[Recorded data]
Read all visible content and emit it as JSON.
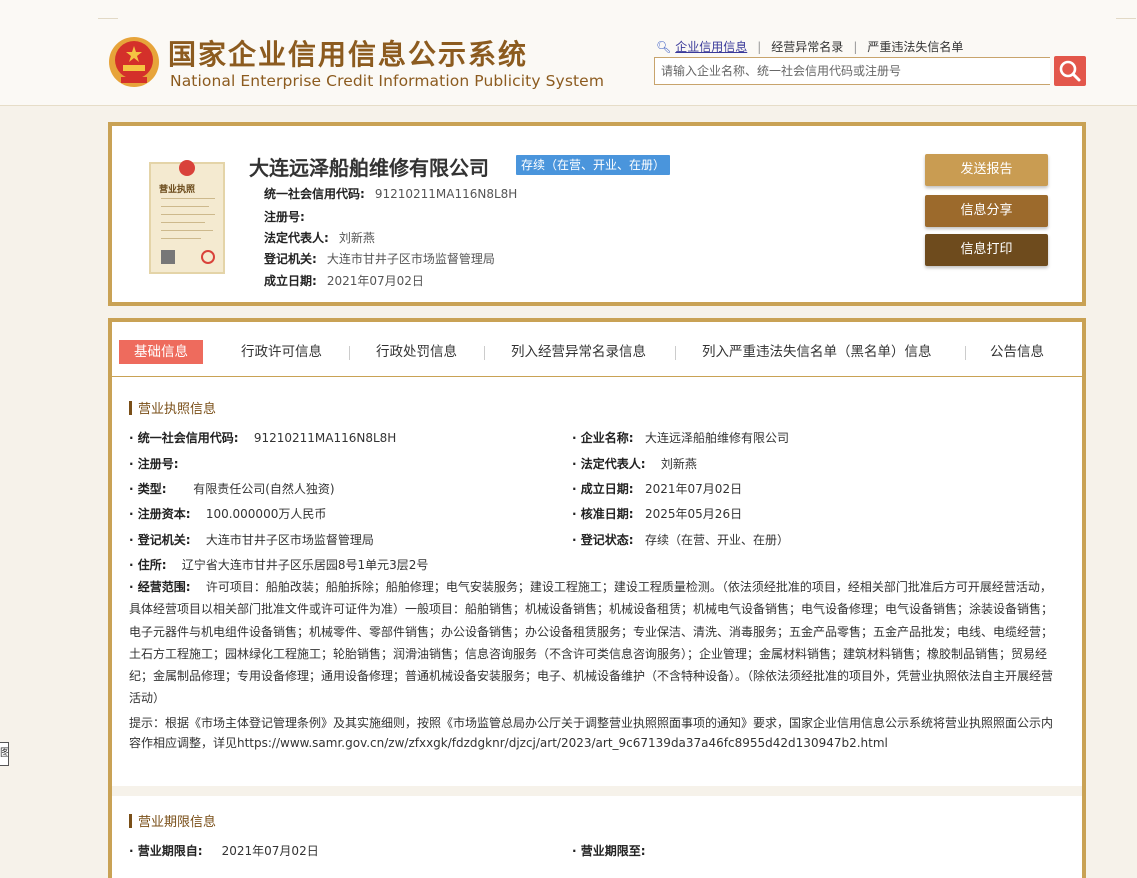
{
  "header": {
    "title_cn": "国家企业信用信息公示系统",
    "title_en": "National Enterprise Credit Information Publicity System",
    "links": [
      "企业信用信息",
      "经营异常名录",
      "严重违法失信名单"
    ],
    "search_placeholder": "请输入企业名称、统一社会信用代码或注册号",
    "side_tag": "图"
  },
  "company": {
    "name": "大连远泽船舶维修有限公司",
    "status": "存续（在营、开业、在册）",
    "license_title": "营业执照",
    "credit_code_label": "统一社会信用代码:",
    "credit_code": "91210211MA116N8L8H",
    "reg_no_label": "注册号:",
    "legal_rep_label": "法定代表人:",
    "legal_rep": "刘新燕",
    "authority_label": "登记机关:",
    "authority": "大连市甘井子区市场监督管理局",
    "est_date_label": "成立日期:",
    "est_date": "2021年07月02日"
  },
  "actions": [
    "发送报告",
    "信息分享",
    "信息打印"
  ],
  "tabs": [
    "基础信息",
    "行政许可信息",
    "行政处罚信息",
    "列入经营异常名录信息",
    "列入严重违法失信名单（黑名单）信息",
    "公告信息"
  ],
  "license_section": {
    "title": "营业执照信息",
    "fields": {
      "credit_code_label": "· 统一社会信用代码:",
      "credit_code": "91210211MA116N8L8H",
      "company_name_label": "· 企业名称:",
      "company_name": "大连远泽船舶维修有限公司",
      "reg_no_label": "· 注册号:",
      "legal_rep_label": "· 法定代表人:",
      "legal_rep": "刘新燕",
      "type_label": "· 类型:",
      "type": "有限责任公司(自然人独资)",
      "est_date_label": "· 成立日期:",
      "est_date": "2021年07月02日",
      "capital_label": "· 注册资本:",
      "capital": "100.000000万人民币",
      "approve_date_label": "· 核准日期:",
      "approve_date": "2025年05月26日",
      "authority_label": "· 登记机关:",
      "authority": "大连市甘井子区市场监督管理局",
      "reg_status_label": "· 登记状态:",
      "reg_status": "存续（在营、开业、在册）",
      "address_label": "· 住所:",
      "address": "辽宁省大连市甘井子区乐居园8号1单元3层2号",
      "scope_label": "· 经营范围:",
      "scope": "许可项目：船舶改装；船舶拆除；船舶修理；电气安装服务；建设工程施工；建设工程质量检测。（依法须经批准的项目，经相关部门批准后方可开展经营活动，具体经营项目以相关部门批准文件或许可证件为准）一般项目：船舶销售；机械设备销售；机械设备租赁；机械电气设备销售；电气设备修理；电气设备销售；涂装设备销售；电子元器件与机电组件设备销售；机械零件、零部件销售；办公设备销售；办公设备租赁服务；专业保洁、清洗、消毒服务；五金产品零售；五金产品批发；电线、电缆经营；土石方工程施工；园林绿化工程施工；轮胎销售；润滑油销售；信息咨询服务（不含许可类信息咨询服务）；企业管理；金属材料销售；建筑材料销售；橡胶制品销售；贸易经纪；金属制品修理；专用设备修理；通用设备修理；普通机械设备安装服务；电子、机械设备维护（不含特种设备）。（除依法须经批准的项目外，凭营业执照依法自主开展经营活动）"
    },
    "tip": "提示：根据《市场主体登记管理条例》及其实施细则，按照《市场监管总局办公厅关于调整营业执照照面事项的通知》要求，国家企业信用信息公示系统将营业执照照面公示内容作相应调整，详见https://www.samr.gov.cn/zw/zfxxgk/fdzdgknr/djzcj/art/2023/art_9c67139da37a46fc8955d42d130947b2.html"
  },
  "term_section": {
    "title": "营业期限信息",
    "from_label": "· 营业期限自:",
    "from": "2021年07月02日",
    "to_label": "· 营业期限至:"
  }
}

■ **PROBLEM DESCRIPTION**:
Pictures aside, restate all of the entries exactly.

■ **EXERCISE RESPONSE**:
Read all visible content and emit it as JSON.
{
  "header": {
    "title_cn": "国家企业信用信息公示系统",
    "title_en": "National Enterprise Credit Information Publicity System",
    "links": [
      "企业信用信息",
      "经营异常名录",
      "严重违法失信名单"
    ],
    "search_placeholder": "请输入企业名称、统一社会信用代码或注册号",
    "side_tag": "图"
  },
  "company": {
    "name": "大连远泽船舶维修有限公司",
    "status": "存续（在营、开业、在册）",
    "license_title": "营业执照",
    "credit_code_label": "统一社会信用代码:",
    "credit_code": "91210211MA116N8L8H",
    "reg_no_label": "注册号:",
    "legal_rep_label": "法定代表人:",
    "legal_rep": "刘新燕",
    "authority_label": "登记机关:",
    "authority": "大连市甘井子区市场监督管理局",
    "est_date_label": "成立日期:",
    "est_date": "2021年07月02日"
  },
  "actions": [
    "发送报告",
    "信息分享",
    "信息打印"
  ],
  "tabs": [
    "基础信息",
    "行政许可信息",
    "行政处罚信息",
    "列入经营异常名录信息",
    "列入严重违法失信名单（黑名单）信息",
    "公告信息"
  ],
  "license_section": {
    "title": "营业执照信息",
    "fields": {
      "credit_code_label": "· 统一社会信用代码:",
      "credit_code": "91210211MA116N8L8H",
      "company_name_label": "· 企业名称:",
      "company_name": "大连远泽船舶维修有限公司",
      "reg_no_label": "· 注册号:",
      "legal_rep_label": "· 法定代表人:",
      "legal_rep": "刘新燕",
      "type_label": "· 类型:",
      "type": "有限责任公司(自然人独资)",
      "est_date_label": "· 成立日期:",
      "est_date": "2021年07月02日",
      "capital_label": "· 注册资本:",
      "capital": "100.000000万人民币",
      "approve_date_label": "· 核准日期:",
      "approve_date": "2025年05月26日",
      "authority_label": "· 登记机关:",
      "authority": "大连市甘井子区市场监督管理局",
      "reg_status_label": "· 登记状态:",
      "reg_status": "存续（在营、开业、在册）",
      "address_label": "· 住所:",
      "address": "辽宁省大连市甘井子区乐居园8号1单元3层2号",
      "scope_label": "· 经营范围:",
      "scope": "许可项目：船舶改装；船舶拆除；船舶修理；电气安装服务；建设工程施工；建设工程质量检测。（依法须经批准的项目，经相关部门批准后方可开展经营活动，具体经营项目以相关部门批准文件或许可证件为准）一般项目：船舶销售；机械设备销售；机械设备租赁；机械电气设备销售；电气设备修理；电气设备销售；涂装设备销售；电子元器件与机电组件设备销售；机械零件、零部件销售；办公设备销售；办公设备租赁服务；专业保洁、清洗、消毒服务；五金产品零售；五金产品批发；电线、电缆经营；土石方工程施工；园林绿化工程施工；轮胎销售；润滑油销售；信息咨询服务（不含许可类信息咨询服务）；企业管理；金属材料销售；建筑材料销售；橡胶制品销售；贸易经纪；金属制品修理；专用设备修理；通用设备修理；普通机械设备安装服务；电子、机械设备维护（不含特种设备）。（除依法须经批准的项目外，凭营业执照依法自主开展经营活动）"
    },
    "tip": "提示：根据《市场主体登记管理条例》及其实施细则，按照《市场监管总局办公厅关于调整营业执照照面事项的通知》要求，国家企业信用信息公示系统将营业执照照面公示内容作相应调整，详见https://www.samr.gov.cn/zw/zfxxgk/fdzdgknr/djzcj/art/2023/art_9c67139da37a46fc8955d42d130947b2.html"
  },
  "term_section": {
    "title": "营业期限信息",
    "from_label": "· 营业期限自:",
    "from": "2021年07月02日",
    "to_label": "· 营业期限至:"
  }
}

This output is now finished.